Items from an interface collection:
◇ ◇ ◇ ◇

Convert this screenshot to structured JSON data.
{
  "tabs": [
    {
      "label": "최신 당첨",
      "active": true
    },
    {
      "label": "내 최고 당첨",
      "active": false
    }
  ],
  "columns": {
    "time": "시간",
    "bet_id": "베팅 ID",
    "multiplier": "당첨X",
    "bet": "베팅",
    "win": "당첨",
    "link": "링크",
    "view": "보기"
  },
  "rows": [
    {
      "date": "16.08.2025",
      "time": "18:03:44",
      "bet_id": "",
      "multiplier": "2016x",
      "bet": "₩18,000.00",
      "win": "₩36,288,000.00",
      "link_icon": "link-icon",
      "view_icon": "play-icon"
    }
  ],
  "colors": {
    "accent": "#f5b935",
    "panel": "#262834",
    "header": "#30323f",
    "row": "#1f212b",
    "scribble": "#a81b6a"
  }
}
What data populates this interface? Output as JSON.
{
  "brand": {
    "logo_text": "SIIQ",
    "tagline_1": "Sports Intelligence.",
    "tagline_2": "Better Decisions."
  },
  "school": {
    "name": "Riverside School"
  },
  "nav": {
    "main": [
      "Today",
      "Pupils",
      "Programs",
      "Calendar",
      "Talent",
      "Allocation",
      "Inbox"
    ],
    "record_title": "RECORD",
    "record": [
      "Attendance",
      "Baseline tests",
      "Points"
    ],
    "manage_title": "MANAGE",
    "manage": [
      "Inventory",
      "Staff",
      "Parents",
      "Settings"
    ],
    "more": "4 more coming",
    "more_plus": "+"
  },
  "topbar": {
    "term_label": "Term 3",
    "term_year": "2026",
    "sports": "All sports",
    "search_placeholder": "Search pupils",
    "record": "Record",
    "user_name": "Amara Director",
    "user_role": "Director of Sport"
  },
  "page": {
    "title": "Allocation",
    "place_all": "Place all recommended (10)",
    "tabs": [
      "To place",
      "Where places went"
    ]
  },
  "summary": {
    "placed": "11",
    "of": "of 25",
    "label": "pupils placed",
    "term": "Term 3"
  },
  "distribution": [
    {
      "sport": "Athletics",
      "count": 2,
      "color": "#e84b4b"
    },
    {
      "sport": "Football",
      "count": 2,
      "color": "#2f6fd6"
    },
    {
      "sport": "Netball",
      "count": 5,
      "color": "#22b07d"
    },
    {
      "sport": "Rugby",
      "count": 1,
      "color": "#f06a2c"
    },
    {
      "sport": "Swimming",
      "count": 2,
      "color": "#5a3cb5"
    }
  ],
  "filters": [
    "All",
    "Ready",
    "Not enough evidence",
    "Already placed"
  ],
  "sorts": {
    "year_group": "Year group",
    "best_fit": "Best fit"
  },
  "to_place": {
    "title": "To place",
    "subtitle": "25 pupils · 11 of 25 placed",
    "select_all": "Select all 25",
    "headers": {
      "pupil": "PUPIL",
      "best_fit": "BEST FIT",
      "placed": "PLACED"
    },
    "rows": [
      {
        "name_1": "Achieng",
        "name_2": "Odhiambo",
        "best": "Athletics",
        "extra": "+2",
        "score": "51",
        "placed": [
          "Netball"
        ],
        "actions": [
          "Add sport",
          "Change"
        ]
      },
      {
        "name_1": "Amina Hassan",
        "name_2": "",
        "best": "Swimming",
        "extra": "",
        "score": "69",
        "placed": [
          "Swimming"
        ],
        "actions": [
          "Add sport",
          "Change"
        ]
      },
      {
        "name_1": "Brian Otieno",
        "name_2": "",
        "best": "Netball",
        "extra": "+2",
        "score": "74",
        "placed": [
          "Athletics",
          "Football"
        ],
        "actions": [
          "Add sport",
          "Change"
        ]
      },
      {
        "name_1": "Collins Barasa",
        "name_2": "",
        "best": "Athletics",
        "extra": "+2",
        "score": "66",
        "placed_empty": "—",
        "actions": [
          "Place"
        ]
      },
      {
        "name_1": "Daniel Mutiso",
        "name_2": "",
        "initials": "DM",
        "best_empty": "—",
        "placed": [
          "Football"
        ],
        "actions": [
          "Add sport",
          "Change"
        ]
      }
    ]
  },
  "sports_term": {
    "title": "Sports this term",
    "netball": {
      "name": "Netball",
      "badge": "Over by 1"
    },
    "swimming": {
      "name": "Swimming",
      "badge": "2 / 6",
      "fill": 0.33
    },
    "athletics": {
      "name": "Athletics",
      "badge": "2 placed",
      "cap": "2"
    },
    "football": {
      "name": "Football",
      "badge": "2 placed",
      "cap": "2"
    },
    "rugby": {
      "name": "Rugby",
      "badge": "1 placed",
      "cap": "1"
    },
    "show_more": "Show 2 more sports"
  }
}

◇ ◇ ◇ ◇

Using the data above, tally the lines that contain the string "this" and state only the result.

> **RESULT OF THE TASK**:
3